A Texas court judge ruled today that the signs displayed by high school cheerleaders quoting biblical verses were "constitutionally permissible," and that the Kountze High School cheerleaders could continue to display them at the school's football games.
In his ruling, State District Judge Steve Thomas said that no law "prohibits cheerleaders from using religious-themed banners at school sporting events.
"The evidence in this case confirms that religion messages expressed on run-through banners have not created, and will not create, an establishment of religion in the Kountze community."
The ruling ended a controversial chapter in the small community of Kountze, about 95 miles northeast of Houston.
"We're excited, relieved, and glad it's over with," Coti Matthews, mother of one of the cheerleaders, told ABC News.com today.
"We're very thrilled that the judge ruled in our favor that girls will be able to use banners with Scripture during next season's football season," Attorney David Starnes, who represented the squad in court, told ABCNews.com today.
The high school cheerleaders had sued the Kountze Independent School District after after they were told they could no longer display the banners with religious messages over arguments that it violated the First Amendment.
"The response was, this was student led, student initiated, so therefore it was private student speech," Starnes said.
Thomas Brandt, the lead attorney representing the school district, told ABCNews.com, "The school district is in the middle of this debate. They reject both of the extremes. We adopt a middle. ... We think based on the evidence, that after studying the issue, our community was perceiving the ban as hostility toward religion."
Starnes said today that he did not expect an appeal in the case
Earlier in the school year, an unidentified spectator had complained to the Freedom From Religion Foundation. The group argued that the banners amounted to a public school's advocating a particular religion, which was unconstitutional.
Banners displayed by the squad, which includes both middle school and high school students, have included such phrases as "If God Is for Us, Who Can Be Against Us Romans 8:31" and "I can do all things through Christ which strengthens! Phil 4:13."
The squad, with girls ranging from 14 to 17 years old, could be seen holding up the banners before the football team ran onto the field.
Pending resolution of the seven-month long case, school superintendent Kevin Weldon ultimately forced the cheerleaders to stop using Scripture on the banners.
Annie-Laurie Gaylor, co-president of the Wisconsin-based Freedom From Religion Foundation who wrote the initial letter to the school after her group was alerted to the cheerleaders' signs, told ABCNews.com that today's ruling did not come as a shock.
"It's not a surprise, but it's outrageous, she said. "If these students had put up banner saying, 'There's Only One True God, Allah,' or 'Atheists Are Right,' you could imagine the uproar.

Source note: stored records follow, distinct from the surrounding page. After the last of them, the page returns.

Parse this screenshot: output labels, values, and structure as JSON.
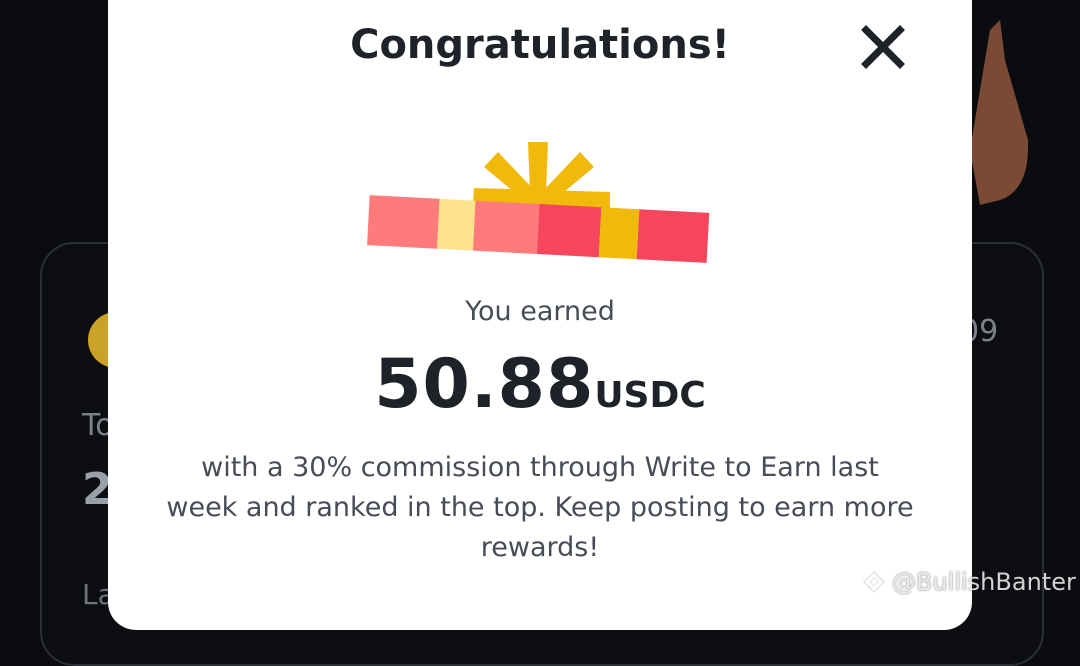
{
  "modal": {
    "title": "Congratulations!",
    "earned_label": "You earned",
    "amount": "50.88",
    "currency": "USDC",
    "description": "with a 30% commission through Write to Earn last week and ranked in the top. Keep posting to earn more rewards!"
  },
  "background": {
    "text_to": "To",
    "text_number": "2",
    "text_la": "La",
    "text_right": "09"
  },
  "watermark": {
    "handle": "@BullishBanter"
  },
  "colors": {
    "modal_bg": "#ffffff",
    "page_bg": "#0b0c0f",
    "text_primary": "#1e2329",
    "text_secondary": "#474d57",
    "gift_yellow": "#f0b90b",
    "gift_red": "#f6465d",
    "gift_pink": "#ff7a7a"
  },
  "icons": {
    "close": "close-icon",
    "gift": "gift-box-icon",
    "watermark_logo": "binance-square-logo-icon"
  }
}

This is not private speech. These are designated students who represent the school.
"They may not use that podium to proselytize religion. If this was a Christian school -- great. Religion does not belong in our public schools," she said.
Gaylor noted that the case was decided by a local, elected judge, and said ... she hoped that students, faculty and parents in the community -- many of whom she said now felt threatened -- would step forward so that the case could go to federal court.
"People have contacted us, and they're all scared," she said.
As for the cheerleaders, Gaylor said they should know better.
"It's an embarrassment to the school," she said. "This is a bad law and even worse manners."